Issue: Br J Haematol . 2021 May;193(3):659-668.
A population of mesenchymal stem cells, termed CXC chemokine ligand (CXCL)12-abundant reticular (CAR) cells or leptin receptor-expressing cells, are the major cellular component of niches for haematopoietic stem cells (HSCs) in murine bone marrow. CAR cells are characterized by several salient features, including much higher expression of CXCL12, stem cell factor (SCF), forkhead box C1 (FOXC1) and early B-cell factor 3 (EBF3), which are essential for HSC maintenance, than other cells. However, the human counterpart of CAR cells has not been fully described. Here, we show the presence of cells expressing much higher CXCL12 than other cells in human adult bone marrow using a flow cytometry-based in situ technique that enables high-throughput detection of mRNA at single-cell resolution. Most CXCL12hi cells expressed high levels of SCF, FOXC1 and EBF3 and had the potential to differentiate into adipocytes and osteoblasts. Histologically, the nuclei of CXCL12hi cells were identified and quantified by EBF3 expression in fixed marrow sections.
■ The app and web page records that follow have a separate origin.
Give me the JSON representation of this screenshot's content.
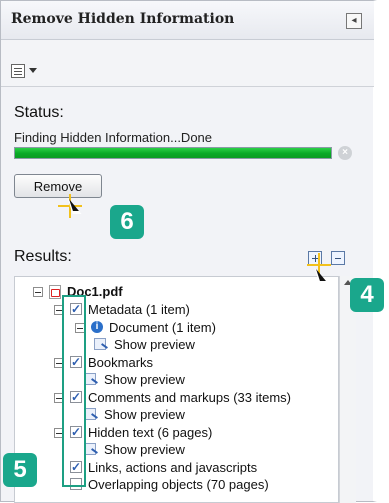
{
  "panel": {
    "title": "Remove Hidden Information",
    "collapse_icon": "collapse-panel-icon"
  },
  "toolbar": {
    "options_icon": "options-menu-icon"
  },
  "status": {
    "label": "Status:",
    "progress_text": "Finding Hidden Information...Done",
    "progress_value": 1.0
  },
  "actions": {
    "remove_label": "Remove"
  },
  "results": {
    "label": "Results:",
    "items": [
      {
        "label": "Doc1.pdf"
      },
      {
        "label": "Metadata (1 item)"
      },
      {
        "label": "Document (1 item)"
      },
      {
        "label": "Show preview"
      },
      {
        "label": "Bookmarks"
      },
      {
        "label": "Show preview"
      },
      {
        "label": "Comments and markups (33 items)"
      },
      {
        "label": "Show preview"
      },
      {
        "label": "Hidden text (6 pages)"
      },
      {
        "label": "Show preview"
      },
      {
        "label": "Links, actions and javascripts"
      },
      {
        "label": "Overlapping objects (70 pages)"
      }
    ]
  },
  "annotations": {
    "step6": "6",
    "step4": "4",
    "step5": "5",
    "accent": "#1aa78c"
  }
}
CXCL12hi cells sorted from residual bone marrow aspirates of chronic myeloid leukaemia patients expressed reduced levels of CXCL12, SCF, FOXC1 and EBF3 in correlation with increased leukaemic burden. Together, we identified the human counterpart of CAR cells, enabling the evaluation of their alterations in various haematological disorders by flow cytometric and histological analyses.